Temple will be Italy's first

ROME — Just over two years ago, Italian Mormons gathered in chapels across the country to watch a broadcast of general conference. They were surprised with a happy announcement: a temple would be built in Rome.

They didn't take the news with measured restraint.

"There was a big shout from all the people," said Sami Cantafio, a church convert from Rome. "It was thrilling."

Now Cantafio and fellow Mormons living across Europe's "boot" have more to celebrate. President Thomas S. Monson is expected to preside here over Saturday's temple groundbreaking ceremony. His visit will mark the first time in more than 30 years that a president of The Church of Jesus Christ of Latter-day Saints has been in Italy. President Spencer W. Kimball stopped here in August of 1977.

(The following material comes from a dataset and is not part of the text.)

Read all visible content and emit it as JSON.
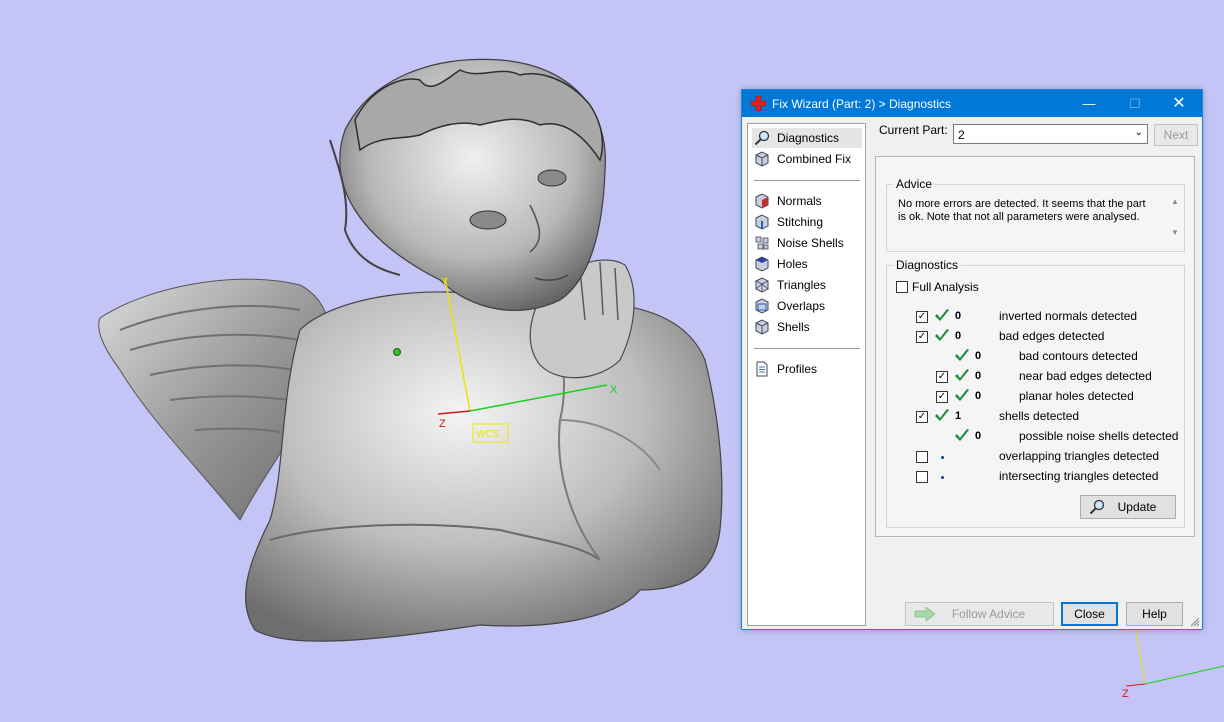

At the ceremony, President Monson is planning to share remarks and then offer a dedicatory prayer on the temple construction project and property that will one day be home to Italy's first temple. Located in northeast Rome, the sprawling future temple site was once a working farm and still features a functioning well and a grove of olive trees that yield first-rate olive oil.

Some 500 people are expected to attend Saturday's groundbreaking ceremony. Many more LDS Italians will view a recording of the event on Sunday in meetinghouses all over the nation.

News of President Monson's expected visit brought back happy memories to Vincenzo Modugno. More than 30 years ago, Modugno took his seat with a small congregation of members to listen to counsel from then-Elder Thomas S. Monson, who was visiting southern Italy.

"It will be very special to see President Monson once again," he said.

A Utahn with close ties to the LDS Church in Italy was also excited for Saturday's event in a capital city that's synonymous with history. Orem's Francesco Lepore was born and raised in Italy. He was baptized before immigrating to the Beehive State some three decades ago. Since then, he has kept a trained eye on LDS developments in his native land.

He spent the day Friday at the temple construction site helping prepare for Saturday's groundbreaking ceremony.

"I'm in Rome visiting my mom — but when I learned the groundbreaking was happening, I wanted to be here," said Ledore. "I'm not in charge of anything (at the ceremony), but I'll do whatever they ask me to do."

Sami Cantafio said President Monson's participation in Saturday's ceremony will help LDS Italians everywhere prepare for a temple of their own.

"President Monson is loved by the Italian people," he said. "For us, he is like a great pastor."